• AVAILABLE RECORDS
++++++++

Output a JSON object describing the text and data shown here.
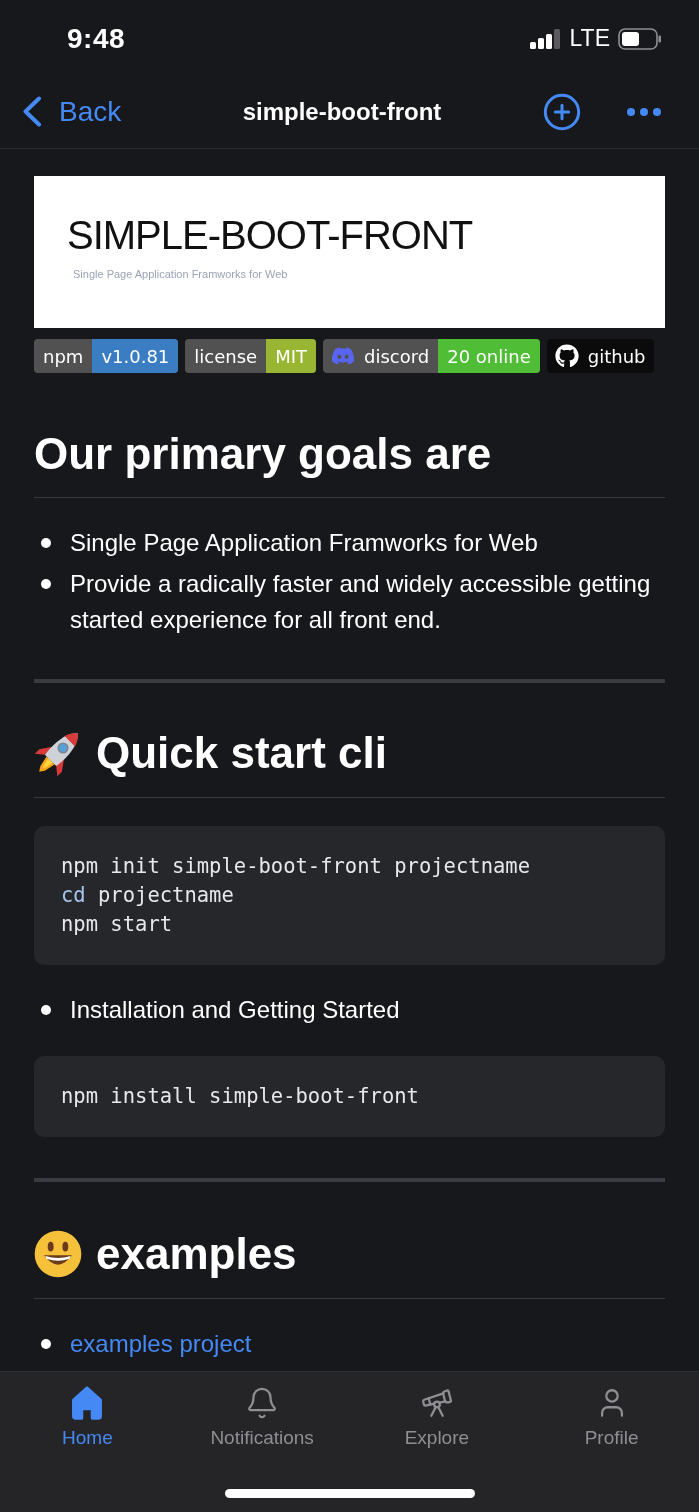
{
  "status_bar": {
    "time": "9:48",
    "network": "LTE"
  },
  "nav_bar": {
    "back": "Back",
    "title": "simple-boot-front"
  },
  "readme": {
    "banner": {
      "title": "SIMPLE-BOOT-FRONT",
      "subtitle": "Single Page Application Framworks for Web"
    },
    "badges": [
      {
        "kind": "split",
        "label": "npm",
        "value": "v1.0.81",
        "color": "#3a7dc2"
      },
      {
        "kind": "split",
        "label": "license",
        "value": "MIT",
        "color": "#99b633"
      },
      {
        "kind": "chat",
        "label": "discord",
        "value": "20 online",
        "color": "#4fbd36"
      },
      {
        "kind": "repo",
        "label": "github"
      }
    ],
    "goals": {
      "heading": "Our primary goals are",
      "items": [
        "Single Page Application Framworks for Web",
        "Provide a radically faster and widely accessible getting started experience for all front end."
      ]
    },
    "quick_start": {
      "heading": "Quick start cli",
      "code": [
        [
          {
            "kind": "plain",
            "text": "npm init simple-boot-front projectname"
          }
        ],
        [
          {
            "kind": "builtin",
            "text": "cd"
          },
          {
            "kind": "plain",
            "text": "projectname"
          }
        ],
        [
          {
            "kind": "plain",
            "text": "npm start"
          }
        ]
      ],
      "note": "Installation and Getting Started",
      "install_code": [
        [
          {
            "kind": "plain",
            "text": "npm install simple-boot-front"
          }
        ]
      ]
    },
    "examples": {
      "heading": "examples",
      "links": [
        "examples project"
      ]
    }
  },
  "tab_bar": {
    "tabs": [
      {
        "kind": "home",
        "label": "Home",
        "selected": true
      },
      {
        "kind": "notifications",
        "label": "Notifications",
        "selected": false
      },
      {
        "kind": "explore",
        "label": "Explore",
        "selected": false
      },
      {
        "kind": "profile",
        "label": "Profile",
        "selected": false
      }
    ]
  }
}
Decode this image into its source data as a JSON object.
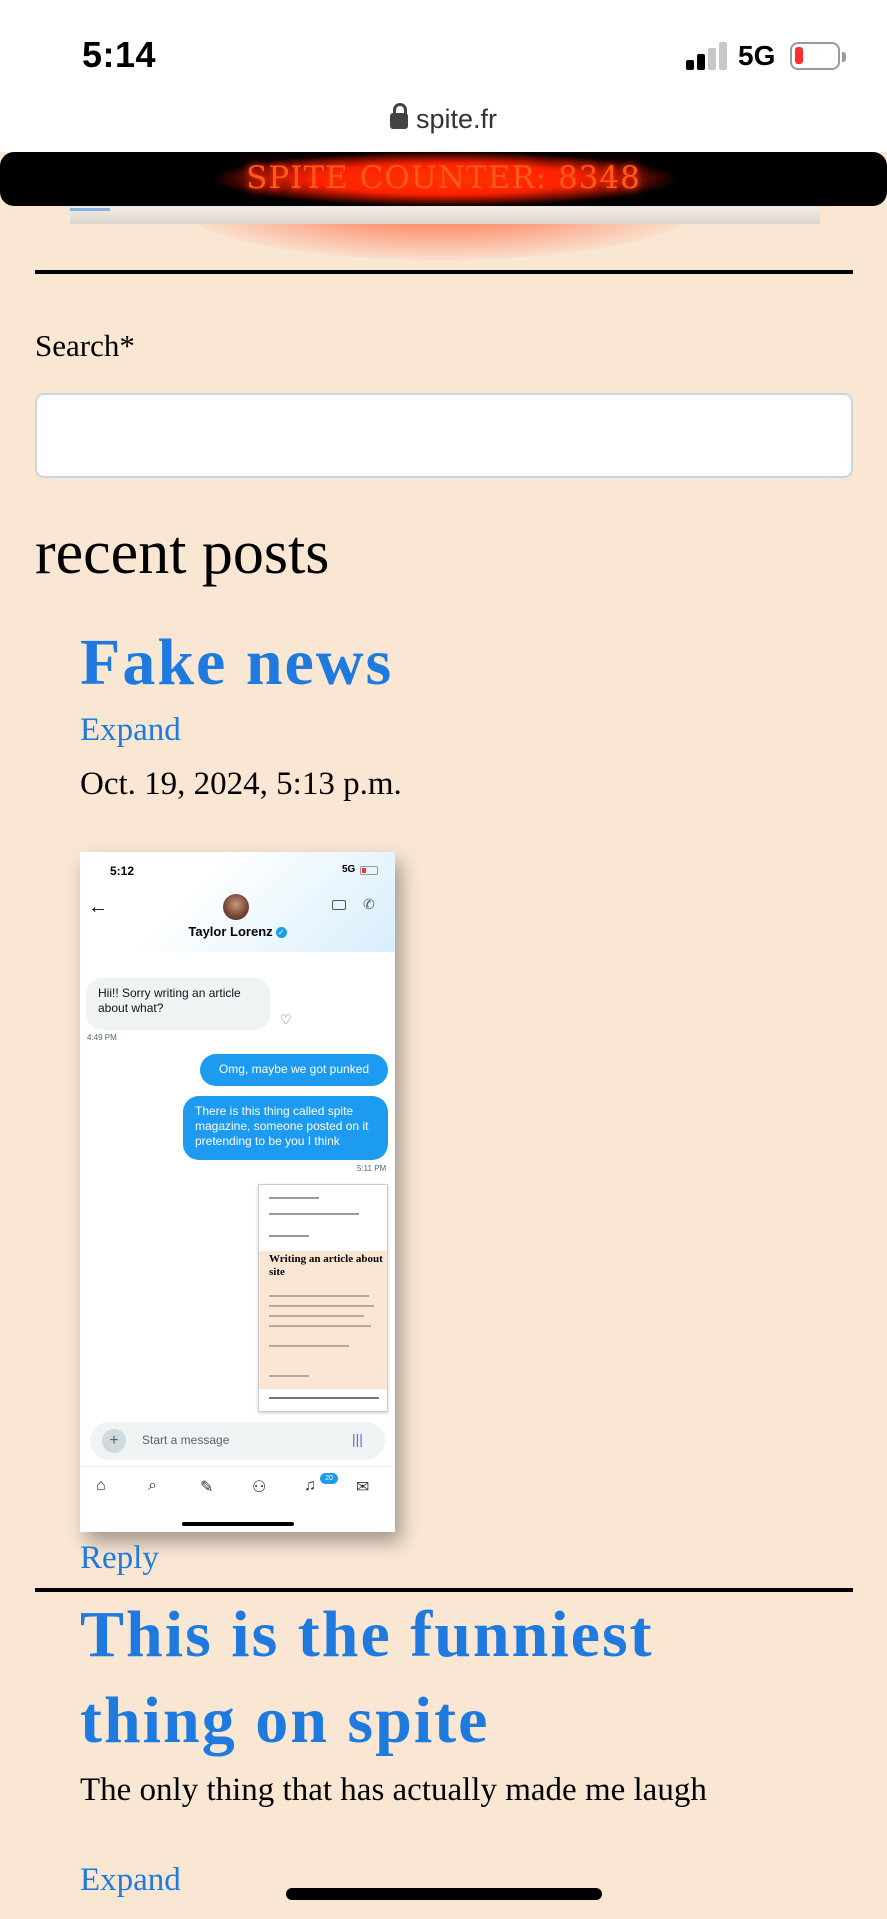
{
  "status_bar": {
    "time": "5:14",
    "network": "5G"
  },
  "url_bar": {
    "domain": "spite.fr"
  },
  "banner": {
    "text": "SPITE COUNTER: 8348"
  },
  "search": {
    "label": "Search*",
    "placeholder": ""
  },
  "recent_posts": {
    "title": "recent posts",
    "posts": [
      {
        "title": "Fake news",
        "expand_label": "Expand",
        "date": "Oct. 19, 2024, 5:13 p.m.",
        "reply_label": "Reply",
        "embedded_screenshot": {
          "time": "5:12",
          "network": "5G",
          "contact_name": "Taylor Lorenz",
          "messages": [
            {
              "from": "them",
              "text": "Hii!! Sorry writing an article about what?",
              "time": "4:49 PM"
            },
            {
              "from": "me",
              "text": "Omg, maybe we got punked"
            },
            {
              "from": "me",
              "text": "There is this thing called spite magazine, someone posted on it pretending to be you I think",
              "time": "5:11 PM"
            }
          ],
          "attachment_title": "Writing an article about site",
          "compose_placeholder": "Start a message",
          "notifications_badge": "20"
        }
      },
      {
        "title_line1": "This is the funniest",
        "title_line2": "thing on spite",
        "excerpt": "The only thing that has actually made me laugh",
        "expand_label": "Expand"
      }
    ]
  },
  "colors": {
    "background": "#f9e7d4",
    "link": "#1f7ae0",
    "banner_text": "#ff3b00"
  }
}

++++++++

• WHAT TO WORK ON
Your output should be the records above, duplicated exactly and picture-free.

• ANSWER BELOW
Output a JSON object describing the text and data shown here.
{
  "status_bar": {
    "time": "9:48",
    "network": "LTE"
  },
  "nav_bar": {
    "back": "Back",
    "title": "simple-boot-front"
  },
  "readme": {
    "banner": {
      "title": "SIMPLE-BOOT-FRONT",
      "subtitle": "Single Page Application Framworks for Web"
    },
    "badges": [
      {
        "kind": "split",
        "label": "npm",
        "value": "v1.0.81",
        "color": "#3a7dc2"
      },
      {
        "kind": "split",
        "label": "license",
        "value": "MIT",
        "color": "#99b633"
      },
      {
        "kind": "chat",
        "label": "discord",
        "value": "20 online",
        "color": "#4fbd36"
      },
      {
        "kind": "repo",
        "label": "github"
      }
    ],
    "goals": {
      "heading": "Our primary goals are",
      "items": [
        "Single Page Application Framworks for Web",
        "Provide a radically faster and widely accessible getting started experience for all front end."
      ]
    },
    "quick_start": {
      "heading": "Quick start cli",
      "code": [
        [
          {
            "kind": "plain",
            "text": "npm init simple-boot-front projectname"
          }
        ],
        [
          {
            "kind": "builtin",
            "text": "cd"
          },
          {
            "kind": "plain",
            "text": "projectname"
          }
        ],
        [
          {
            "kind": "plain",
            "text": "npm start"
          }
        ]
      ],
      "note": "Installation and Getting Started",
      "install_code": [
        [
          {
            "kind": "plain",
            "text": "npm install simple-boot-front"
          }
        ]
      ]
    },
    "examples": {
      "heading": "examples",
      "links": [
        "examples project"
      ]
    }
  },
  "tab_bar": {
    "tabs": [
      {
        "kind": "home",
        "label": "Home",
        "selected": true
      },
      {
        "kind": "notifications",
        "label": "Notifications",
        "selected": false
      },
      {
        "kind": "explore",
        "label": "Explore",
        "selected": false
      },
      {
        "kind": "profile",
        "label": "Profile",
        "selected": false
      }
    ]
  }
}
Decode this image into its source data as a JSON object.
{
  "status_bar": {
    "time": "5:14",
    "network": "5G"
  },
  "url_bar": {
    "domain": "spite.fr"
  },
  "banner": {
    "text": "SPITE COUNTER: 8348"
  },
  "search": {
    "label": "Search*",
    "placeholder": ""
  },
  "recent_posts": {
    "title": "recent posts",
    "posts": [
      {
        "title": "Fake news",
        "expand_label": "Expand",
        "date": "Oct. 19, 2024, 5:13 p.m.",
        "reply_label": "Reply",
        "embedded_screenshot": {
          "time": "5:12",
          "network": "5G",
          "contact_name": "Taylor Lorenz",
          "messages": [
            {
              "from": "them",
              "text": "Hii!! Sorry writing an article about what?",
              "time": "4:49 PM"
            },
            {
              "from": "me",
              "text": "Omg, maybe we got punked"
            },
            {
              "from": "me",
              "text": "There is this thing called spite magazine, someone posted on it pretending to be you I think",
              "time": "5:11 PM"
            }
          ],
          "attachment_title": "Writing an article about site",
          "compose_placeholder": "Start a message",
          "notifications_badge": "20"
        }
      },
      {
        "title_line1": "This is the funniest",
        "title_line2": "thing on spite",
        "excerpt": "The only thing that has actually made me laugh",
        "expand_label": "Expand"
      }
    ]
  },
  "colors": {
    "background": "#f9e7d4",
    "link": "#1f7ae0",
    "banner_text": "#ff3b00"
  }
}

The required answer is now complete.